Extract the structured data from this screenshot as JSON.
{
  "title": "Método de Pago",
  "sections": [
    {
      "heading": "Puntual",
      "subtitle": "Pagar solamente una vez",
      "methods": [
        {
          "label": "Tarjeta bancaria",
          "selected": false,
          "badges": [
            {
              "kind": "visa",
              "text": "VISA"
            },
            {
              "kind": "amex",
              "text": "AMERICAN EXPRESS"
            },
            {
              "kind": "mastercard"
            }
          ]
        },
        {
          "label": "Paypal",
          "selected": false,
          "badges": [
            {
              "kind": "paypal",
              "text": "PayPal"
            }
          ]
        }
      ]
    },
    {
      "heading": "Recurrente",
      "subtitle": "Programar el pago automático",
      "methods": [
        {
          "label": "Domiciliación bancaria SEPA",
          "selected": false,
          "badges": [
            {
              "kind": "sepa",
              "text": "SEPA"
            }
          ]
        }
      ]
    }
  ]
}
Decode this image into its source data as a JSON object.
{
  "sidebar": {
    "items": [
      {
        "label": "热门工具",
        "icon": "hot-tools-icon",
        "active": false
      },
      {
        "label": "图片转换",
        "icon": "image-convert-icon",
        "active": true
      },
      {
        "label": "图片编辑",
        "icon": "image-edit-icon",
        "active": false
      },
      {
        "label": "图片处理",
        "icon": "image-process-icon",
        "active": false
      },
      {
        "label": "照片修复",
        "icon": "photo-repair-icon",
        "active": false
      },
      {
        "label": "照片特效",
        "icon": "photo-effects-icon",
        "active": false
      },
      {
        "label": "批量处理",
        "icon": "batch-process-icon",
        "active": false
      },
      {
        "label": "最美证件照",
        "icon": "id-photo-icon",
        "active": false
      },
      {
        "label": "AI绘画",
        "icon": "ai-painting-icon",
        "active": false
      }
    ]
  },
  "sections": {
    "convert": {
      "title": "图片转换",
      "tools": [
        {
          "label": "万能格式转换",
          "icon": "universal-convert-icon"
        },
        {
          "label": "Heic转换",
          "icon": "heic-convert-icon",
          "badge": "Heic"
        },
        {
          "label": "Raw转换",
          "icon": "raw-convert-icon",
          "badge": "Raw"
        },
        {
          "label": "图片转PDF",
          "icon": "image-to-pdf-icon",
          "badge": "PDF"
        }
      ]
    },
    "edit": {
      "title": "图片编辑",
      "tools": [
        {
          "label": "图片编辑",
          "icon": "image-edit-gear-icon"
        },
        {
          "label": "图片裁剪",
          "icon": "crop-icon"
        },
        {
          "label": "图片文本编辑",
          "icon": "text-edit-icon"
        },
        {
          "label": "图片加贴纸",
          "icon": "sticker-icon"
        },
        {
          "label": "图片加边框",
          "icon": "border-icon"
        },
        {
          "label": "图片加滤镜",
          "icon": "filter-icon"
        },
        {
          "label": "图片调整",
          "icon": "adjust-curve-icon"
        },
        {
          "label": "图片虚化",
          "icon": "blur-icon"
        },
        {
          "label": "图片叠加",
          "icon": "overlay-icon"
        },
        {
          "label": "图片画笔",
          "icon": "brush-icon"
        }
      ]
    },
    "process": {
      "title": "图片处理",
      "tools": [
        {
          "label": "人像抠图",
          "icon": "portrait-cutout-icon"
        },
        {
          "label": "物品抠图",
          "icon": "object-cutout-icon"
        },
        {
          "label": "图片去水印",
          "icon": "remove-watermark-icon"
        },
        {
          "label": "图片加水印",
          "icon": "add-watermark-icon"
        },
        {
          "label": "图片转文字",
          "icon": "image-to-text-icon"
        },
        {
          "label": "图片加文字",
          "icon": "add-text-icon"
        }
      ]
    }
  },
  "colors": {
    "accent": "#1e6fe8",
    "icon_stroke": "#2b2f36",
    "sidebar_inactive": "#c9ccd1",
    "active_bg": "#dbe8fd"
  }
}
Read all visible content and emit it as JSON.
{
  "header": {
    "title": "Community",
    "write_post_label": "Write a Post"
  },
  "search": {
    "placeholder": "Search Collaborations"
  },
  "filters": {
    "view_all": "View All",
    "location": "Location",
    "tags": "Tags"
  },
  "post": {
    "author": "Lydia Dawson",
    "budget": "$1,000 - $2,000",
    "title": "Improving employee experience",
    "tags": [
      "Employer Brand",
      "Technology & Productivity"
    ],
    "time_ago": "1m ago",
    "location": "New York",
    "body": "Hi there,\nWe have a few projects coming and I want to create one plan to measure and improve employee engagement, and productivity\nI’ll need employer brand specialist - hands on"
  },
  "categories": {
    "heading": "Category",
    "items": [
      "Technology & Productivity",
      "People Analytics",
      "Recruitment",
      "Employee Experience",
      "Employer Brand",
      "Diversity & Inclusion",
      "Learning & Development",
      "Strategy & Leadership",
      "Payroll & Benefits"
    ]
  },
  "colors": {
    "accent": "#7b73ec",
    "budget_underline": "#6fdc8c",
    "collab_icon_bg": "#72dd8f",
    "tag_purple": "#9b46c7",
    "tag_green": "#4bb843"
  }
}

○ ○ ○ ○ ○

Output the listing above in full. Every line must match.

# YOUR RESPONSE
Extract the structured data from this screenshot as JSON.
{
  "title": "Método de Pago",
  "sections": [
    {
      "heading": "Puntual",
      "subtitle": "Pagar solamente una vez",
      "methods": [
        {
          "label": "Tarjeta bancaria",
          "selected": false,
          "badges": [
            {
              "kind": "visa",
              "text": "VISA"
            },
            {
              "kind": "amex",
              "text": "AMERICAN EXPRESS"
            },
            {
              "kind": "mastercard"
            }
          ]
        },
        {
          "label": "Paypal",
          "selected": false,
          "badges": [
            {
              "kind": "paypal",
              "text": "PayPal"
            }
          ]
        }
      ]
    },
    {
      "heading": "Recurrente",
      "subtitle": "Programar el pago automático",
      "methods": [
        {
          "label": "Domiciliación bancaria SEPA",
          "selected": false,
          "badges": [
            {
              "kind": "sepa",
              "text": "SEPA"
            }
          ]
        }
      ]
    }
  ]
}
Decode this image into its source data as a JSON object.
{
  "sidebar": {
    "items": [
      {
        "label": "热门工具",
        "icon": "hot-tools-icon",
        "active": false
      },
      {
        "label": "图片转换",
        "icon": "image-convert-icon",
        "active": true
      },
      {
        "label": "图片编辑",
        "icon": "image-edit-icon",
        "active": false
      },
      {
        "label": "图片处理",
        "icon": "image-process-icon",
        "active": false
      },
      {
        "label": "照片修复",
        "icon": "photo-repair-icon",
        "active": false
      },
      {
        "label": "照片特效",
        "icon": "photo-effects-icon",
        "active": false
      },
      {
        "label": "批量处理",
        "icon": "batch-process-icon",
        "active": false
      },
      {
        "label": "最美证件照",
        "icon": "id-photo-icon",
        "active": false
      },
      {
        "label": "AI绘画",
        "icon": "ai-painting-icon",
        "active": false
      }
    ]
  },
  "sections": {
    "convert": {
      "title": "图片转换",
      "tools": [
        {
          "label": "万能格式转换",
          "icon": "universal-convert-icon"
        },
        {
          "label": "Heic转换",
          "icon": "heic-convert-icon",
          "badge": "Heic"
        },
        {
          "label": "Raw转换",
          "icon": "raw-convert-icon",
          "badge": "Raw"
        },
        {
          "label": "图片转PDF",
          "icon": "image-to-pdf-icon",
          "badge": "PDF"
        }
      ]
    },
    "edit": {
      "title": "图片编辑",
      "tools": [
        {
          "label": "图片编辑",
          "icon": "image-edit-gear-icon"
        },
        {
          "label": "图片裁剪",
          "icon": "crop-icon"
        },
        {
          "label": "图片文本编辑",
          "icon": "text-edit-icon"
        },
        {
          "label": "图片加贴纸",
          "icon": "sticker-icon"
        },
        {
          "label": "图片加边框",
          "icon": "border-icon"
        },
        {
          "label": "图片加滤镜",
          "icon": "filter-icon"
        },
        {
          "label": "图片调整",
          "icon": "adjust-curve-icon"
        },
        {
          "label": "图片虚化",
          "icon": "blur-icon"
        },
        {
          "label": "图片叠加",
          "icon": "overlay-icon"
        },
        {
          "label": "图片画笔",
          "icon": "brush-icon"
        }
      ]
    },
    "process": {
      "title": "图片处理",
      "tools": [
        {
          "label": "人像抠图",
          "icon": "portrait-cutout-icon"
        },
        {
          "label": "物品抠图",
          "icon": "object-cutout-icon"
        },
        {
          "label": "图片去水印",
          "icon": "remove-watermark-icon"
        },
        {
          "label": "图片加水印",
          "icon": "add-watermark-icon"
        },
        {
          "label": "图片转文字",
          "icon": "image-to-text-icon"
        },
        {
          "label": "图片加文字",
          "icon": "add-text-icon"
        }
      ]
    }
  },
  "colors": {
    "accent": "#1e6fe8",
    "icon_stroke": "#2b2f36",
    "sidebar_inactive": "#c9ccd1",
    "active_bg": "#dbe8fd"
  }
}
Read all visible content and emit it as JSON.
{
  "header": {
    "title": "Community",
    "write_post_label": "Write a Post"
  },
  "search": {
    "placeholder": "Search Collaborations"
  },
  "filters": {
    "view_all": "View All",
    "location": "Location",
    "tags": "Tags"
  },
  "post": {
    "author": "Lydia Dawson",
    "budget": "$1,000 - $2,000",
    "title": "Improving employee experience",
    "tags": [
      "Employer Brand",
      "Technology & Productivity"
    ],
    "time_ago": "1m ago",
    "location": "New York",
    "body": "Hi there,\nWe have a few projects coming and I want to create one plan to measure and improve employee engagement, and productivity\nI’ll need employer brand specialist - hands on"
  },
  "categories": {
    "heading": "Category",
    "items": [
      "Technology & Productivity",
      "People Analytics",
      "Recruitment",
      "Employee Experience",
      "Employer Brand",
      "Diversity & Inclusion",
      "Learning & Development",
      "Strategy & Leadership",
      "Payroll & Benefits"
    ]
  },
  "colors": {
    "accent": "#7b73ec",
    "budget_underline": "#6fdc8c",
    "collab_icon_bg": "#72dd8f",
    "tag_purple": "#9b46c7",
    "tag_green": "#4bb843"
  }
}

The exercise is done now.